IMBRUVICA® (ibrutinib) Is an Oral, Once-Daily CLL/SLL Medicine That Works Differently Than Chemotherapy1
- Bruton’s tyrosine kinase (BTK) is a protein found in your B cells. It sends “signals” that help B cells stay alive and multiply
- IMBRUVICA® blocks BTK signaling. This helps stop B cells from surviving and multiplying
- IMBRUVICA® may slow the spread of CLL or SLL
- Bruton's tyrosine kinase (BTK) is a protein involved in the development of mature B cells.2
Because of how IMBRUVICA® works, it may cause side effects. A relationship between how IMBRUVICA® works and why it helps to treat CLL has not been clearly identified.
You may experience changes in your white blood cell count1,3
After starting IMBRUVICA®, your doctor will perform blood tests to measure the kind and number of cells in your blood. Your lab results may show an increase in lymphocytes, a type of white blood cell. This is called lymphocytosis and can occur with IMBRUVICA® treatment. In the absence of other signs and symptoms, this increase may not necessarily mean your condition is worsening.
In 3 IMBRUVICA® clinical trials, about 2 out of 3 (66%) people with CLL/SLL taking IMBRUVICA® developed lymphocytosis. This usually happened during the first month that people started taking IMBRUVICA®. How long lymphocytosis lasted varied. It went away by a median* of 14 weeks (range of less than 1 day to 26 months).

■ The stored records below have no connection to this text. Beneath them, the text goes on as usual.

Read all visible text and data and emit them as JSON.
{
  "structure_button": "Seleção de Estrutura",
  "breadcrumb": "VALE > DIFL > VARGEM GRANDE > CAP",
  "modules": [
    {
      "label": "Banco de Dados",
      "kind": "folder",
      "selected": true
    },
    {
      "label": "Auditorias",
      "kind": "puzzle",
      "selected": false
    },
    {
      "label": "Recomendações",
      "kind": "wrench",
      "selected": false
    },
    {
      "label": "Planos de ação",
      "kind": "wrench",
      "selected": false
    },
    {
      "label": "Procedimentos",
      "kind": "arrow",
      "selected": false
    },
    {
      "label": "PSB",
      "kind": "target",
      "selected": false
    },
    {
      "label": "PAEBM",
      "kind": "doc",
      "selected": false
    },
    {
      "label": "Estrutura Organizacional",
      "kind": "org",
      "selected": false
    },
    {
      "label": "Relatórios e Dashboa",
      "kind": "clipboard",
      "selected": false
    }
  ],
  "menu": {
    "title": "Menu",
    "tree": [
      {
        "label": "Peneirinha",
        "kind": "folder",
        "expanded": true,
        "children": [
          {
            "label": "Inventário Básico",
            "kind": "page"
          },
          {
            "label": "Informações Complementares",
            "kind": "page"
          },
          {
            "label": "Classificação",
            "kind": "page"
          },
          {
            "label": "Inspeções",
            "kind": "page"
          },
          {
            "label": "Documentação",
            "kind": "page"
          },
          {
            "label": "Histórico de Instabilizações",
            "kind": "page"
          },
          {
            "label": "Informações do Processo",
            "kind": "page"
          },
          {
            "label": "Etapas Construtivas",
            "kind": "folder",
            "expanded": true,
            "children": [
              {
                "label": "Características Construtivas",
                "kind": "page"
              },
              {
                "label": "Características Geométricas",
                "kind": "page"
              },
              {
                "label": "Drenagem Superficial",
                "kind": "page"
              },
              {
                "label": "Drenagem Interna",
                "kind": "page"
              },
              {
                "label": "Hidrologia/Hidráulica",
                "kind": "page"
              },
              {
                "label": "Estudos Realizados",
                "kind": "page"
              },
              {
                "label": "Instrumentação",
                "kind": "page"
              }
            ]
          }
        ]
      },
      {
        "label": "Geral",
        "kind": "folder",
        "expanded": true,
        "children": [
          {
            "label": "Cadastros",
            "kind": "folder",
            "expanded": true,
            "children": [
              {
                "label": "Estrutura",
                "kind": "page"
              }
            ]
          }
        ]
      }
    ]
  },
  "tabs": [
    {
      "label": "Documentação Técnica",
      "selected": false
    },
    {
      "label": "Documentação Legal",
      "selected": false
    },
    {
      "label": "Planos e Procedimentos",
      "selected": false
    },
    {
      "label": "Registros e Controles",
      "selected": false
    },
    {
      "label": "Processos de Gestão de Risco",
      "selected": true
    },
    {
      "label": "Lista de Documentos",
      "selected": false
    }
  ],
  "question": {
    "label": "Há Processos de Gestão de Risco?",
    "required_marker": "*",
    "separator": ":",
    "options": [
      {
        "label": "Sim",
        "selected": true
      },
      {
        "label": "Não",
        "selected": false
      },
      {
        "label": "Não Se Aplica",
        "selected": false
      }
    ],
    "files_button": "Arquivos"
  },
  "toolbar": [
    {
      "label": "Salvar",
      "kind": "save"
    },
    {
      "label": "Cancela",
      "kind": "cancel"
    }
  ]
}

*Median is the middle number in a group of numbers that are arranged from lowest to highest. For example, in the group of numbers 1-11, 6 is the median.
References: 1. IMBRUVICA® (ibrutinib) Prescribing Information. 2. National Institutes of Health. Isolated growth hormone deficiency. Accessed August 23, 2022. https://medlineplus.gov/genetics/condition/isolated-growth-hormone-deficiency/ 3. Hallek M, Cheson BD, Catovsky D, et al. iwCLL guidelines for diagnosis, indications for treatment, response assessment, and supportive management of CLL. Blood. 2018;131(25):2745-2760.